Meda ZC, Konate L, Ouedraogo H, Sanou M, Hercot D, Sombie I. Leadership and vision in the improvement of universal health care coverage in low-income countries. Sante. 2011;21:178–84.
Mwase T, Brenner S, Mazalale J, Lohmann J, Hamadou S, Somda SMA, Ridde V, De Allegri M. Inequities and their determinants in coverage of maternal health services in Burkina Faso. Int J Equity Health. 2018;17:58.
Okolo CO, Reidpath DD, Allotey P. Socioeconomic inequalities in access to health care: examining the case of Burkina Faso. J Health Care Poor Underserved. 2011;22:663–82.
The authors are grateful to Eliane Mariana Kima for her translation support and to American Journal Experts (AJE) for language editing of the final manuscript. We also thank the interviewers, health workers, and patients for agreeing to take part in this study. We thank the United Nations Population Fund Activities (UNFPA), who funded the annual reproductive health needs assessment.
This research is part of the 2016 reproductive health needs assessment funded by United Nations Population Fund Activities (UNFPA) to SK.
IBM also benefited from scholarships provided by the World Health Organization (WHO) [SPHQ10-RTG-14], the Quebec Health Research Fund (FRQS), the University of Montreal Public Health Research Institute (IRSPUM), the University of Montreal Hospital Research Centre (CRCHUM) and the International Development Research Centre (IDRC) [107473–99906075-058].

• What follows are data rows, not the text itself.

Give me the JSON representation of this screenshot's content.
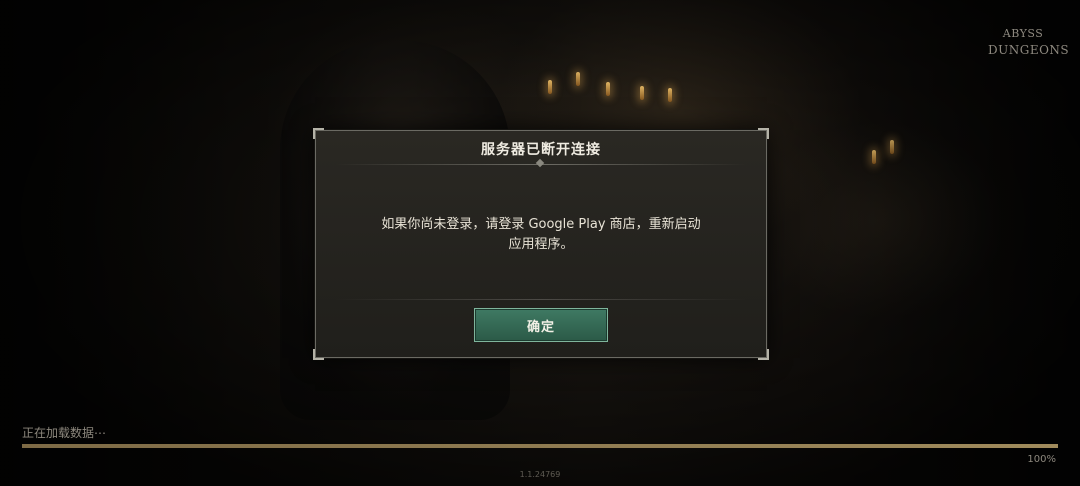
{
  "logo": {
    "line1": "ABYSS",
    "line2": "DUNGEONS"
  },
  "dialog": {
    "title": "服务器已断开连接",
    "message_line1": "如果你尚未登录，请登录 Google Play 商店，重新启动",
    "message_line2": "应用程序。",
    "confirm_label": "确定"
  },
  "loading": {
    "status_text": "正在加载数据⋯",
    "progress_fraction": 1.0,
    "percent_label": "100%"
  },
  "version": "1.1.24769",
  "colors": {
    "confirm_button": "#3a7060",
    "dialog_bg": "#24231f",
    "progress_fill": "#a08b5c"
  }
}
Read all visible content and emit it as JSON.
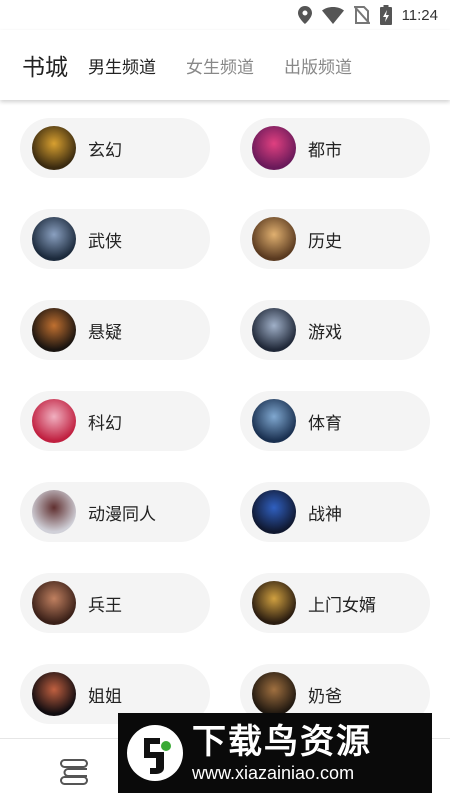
{
  "status_bar": {
    "time": "11:24",
    "icons": [
      "location-icon",
      "wifi-icon",
      "no-sim-icon",
      "battery-charging-icon"
    ]
  },
  "header": {
    "title": "书城",
    "tabs": [
      {
        "label": "男生频道",
        "active": true
      },
      {
        "label": "女生频道",
        "active": false
      },
      {
        "label": "出版频道",
        "active": false
      }
    ]
  },
  "categories": [
    {
      "label": "玄幻",
      "cover_colors": [
        "#3a2a10",
        "#d8a030"
      ]
    },
    {
      "label": "都市",
      "cover_colors": [
        "#6a1a5a",
        "#e04080"
      ]
    },
    {
      "label": "武侠",
      "cover_colors": [
        "#1c2a3c",
        "#8aa0c0"
      ]
    },
    {
      "label": "历史",
      "cover_colors": [
        "#5a3a20",
        "#e0b070"
      ]
    },
    {
      "label": "悬疑",
      "cover_colors": [
        "#1a1410",
        "#c07030"
      ]
    },
    {
      "label": "游戏",
      "cover_colors": [
        "#202838",
        "#a0b0c8"
      ]
    },
    {
      "label": "科幻",
      "cover_colors": [
        "#c02040",
        "#f0b0c0"
      ]
    },
    {
      "label": "体育",
      "cover_colors": [
        "#1a3050",
        "#80a8d0"
      ]
    },
    {
      "label": "动漫同人",
      "cover_colors": [
        "#d0d0d8",
        "#603030"
      ]
    },
    {
      "label": "战神",
      "cover_colors": [
        "#101830",
        "#3060c0"
      ]
    },
    {
      "label": "兵王",
      "cover_colors": [
        "#3a2018",
        "#c08060"
      ]
    },
    {
      "label": "上门女婿",
      "cover_colors": [
        "#2a1c10",
        "#d0a040"
      ]
    },
    {
      "label": "姐姐",
      "cover_colors": [
        "#100c10",
        "#c06040"
      ]
    },
    {
      "label": "奶爸",
      "cover_colors": [
        "#201810",
        "#a07040"
      ]
    }
  ],
  "bottom_nav": {
    "icon": "bookshelf-icon"
  },
  "watermark": {
    "title": "下载鸟资源",
    "url": "www.xiazainiao.com",
    "logo_icon": "bird-logo-icon"
  }
}
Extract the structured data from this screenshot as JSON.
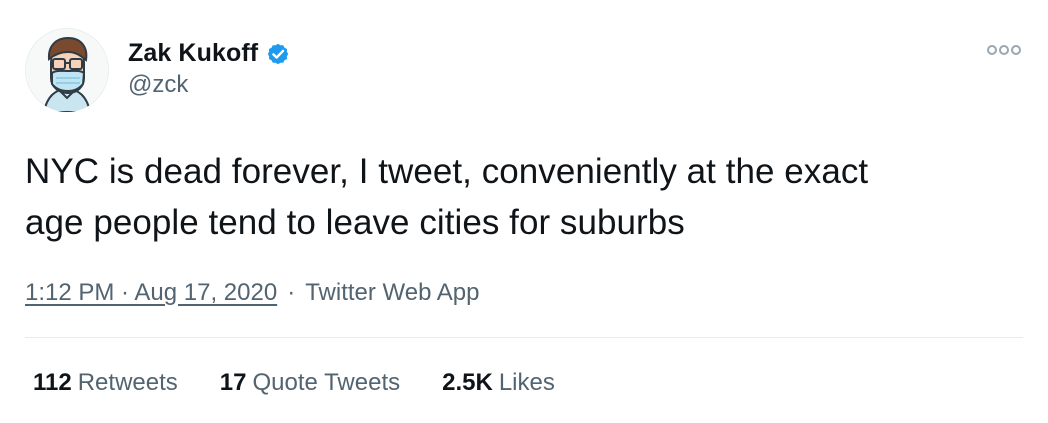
{
  "author": {
    "display_name": "Zak Kukoff",
    "handle": "@zck",
    "verified": true,
    "avatar_icon": "cartoon-man-with-glasses-and-mask-avatar"
  },
  "tweet": {
    "text": "NYC is dead forever, I tweet, conveniently at the exact\nage people tend to leave cities for suburbs"
  },
  "metadata": {
    "timestamp": "1:12 PM · Aug 17, 2020",
    "separator": "·",
    "source": "Twitter Web App"
  },
  "stats": {
    "retweets": {
      "value": "112",
      "label": "Retweets"
    },
    "quote_tweets": {
      "value": "17",
      "label": "Quote Tweets"
    },
    "likes": {
      "value": "2.5K",
      "label": "Likes"
    }
  },
  "icons": {
    "verified": "verified-badge-icon",
    "more": "more-options-icon"
  },
  "colors": {
    "primary_text": "#0f1419",
    "secondary_text": "#536471",
    "verified_blue": "#1d9bf0",
    "divider": "#e6ecf0"
  }
}
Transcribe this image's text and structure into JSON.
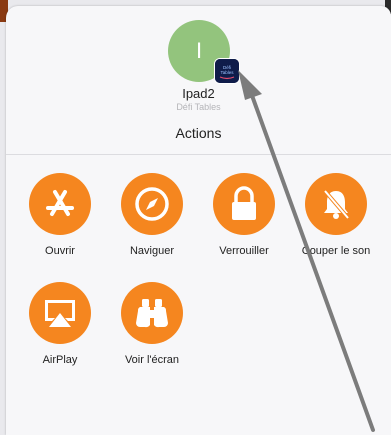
{
  "device": {
    "avatar_initial": "I",
    "name": "Ipad2",
    "app_name": "Défi Tables",
    "badge_text_line1": "Défi",
    "badge_text_line2": "Tables"
  },
  "section_title": "Actions",
  "actions": [
    {
      "label": "Ouvrir",
      "icon": "app-store-icon"
    },
    {
      "label": "Naviguer",
      "icon": "compass-icon"
    },
    {
      "label": "Verrouiller",
      "icon": "lock-icon"
    },
    {
      "label": "Couper le son",
      "icon": "bell-slash-icon"
    },
    {
      "label": "AirPlay",
      "icon": "airplay-icon"
    },
    {
      "label": "Voir l'écran",
      "icon": "binoculars-icon"
    }
  ],
  "colors": {
    "accent": "#f5861f",
    "avatar": "#93c47d",
    "background": "#f7f7f9",
    "arrow": "#7c7c7c"
  }
}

The funders had no role in study design, data collection and analysis, decision to publish, or preparation of the manuscript.
Availability of data and materials
The study is part of a PhD project. The data are not publicly available. However, upon reasonable request, the data will be made available by the corresponding author.
The authors declare that they have no competing interests.
Springer Nature remains neutral with regard to jurisdictional claims in published maps and institutional affiliations.
About this article
Cite this article
Meda, I.B., Baguiya, A., Ridde, V. et al. Out-of-pocket payments in the context of a free maternal health care policy in Burkina Faso: a national cross-sectional survey. Health Econ Rev 9, 11 (2019) doi:10.1186/s13561-019-0228-8
- Free care policy
- Maternal care
- Direct expenses
- Out-of-pocket payment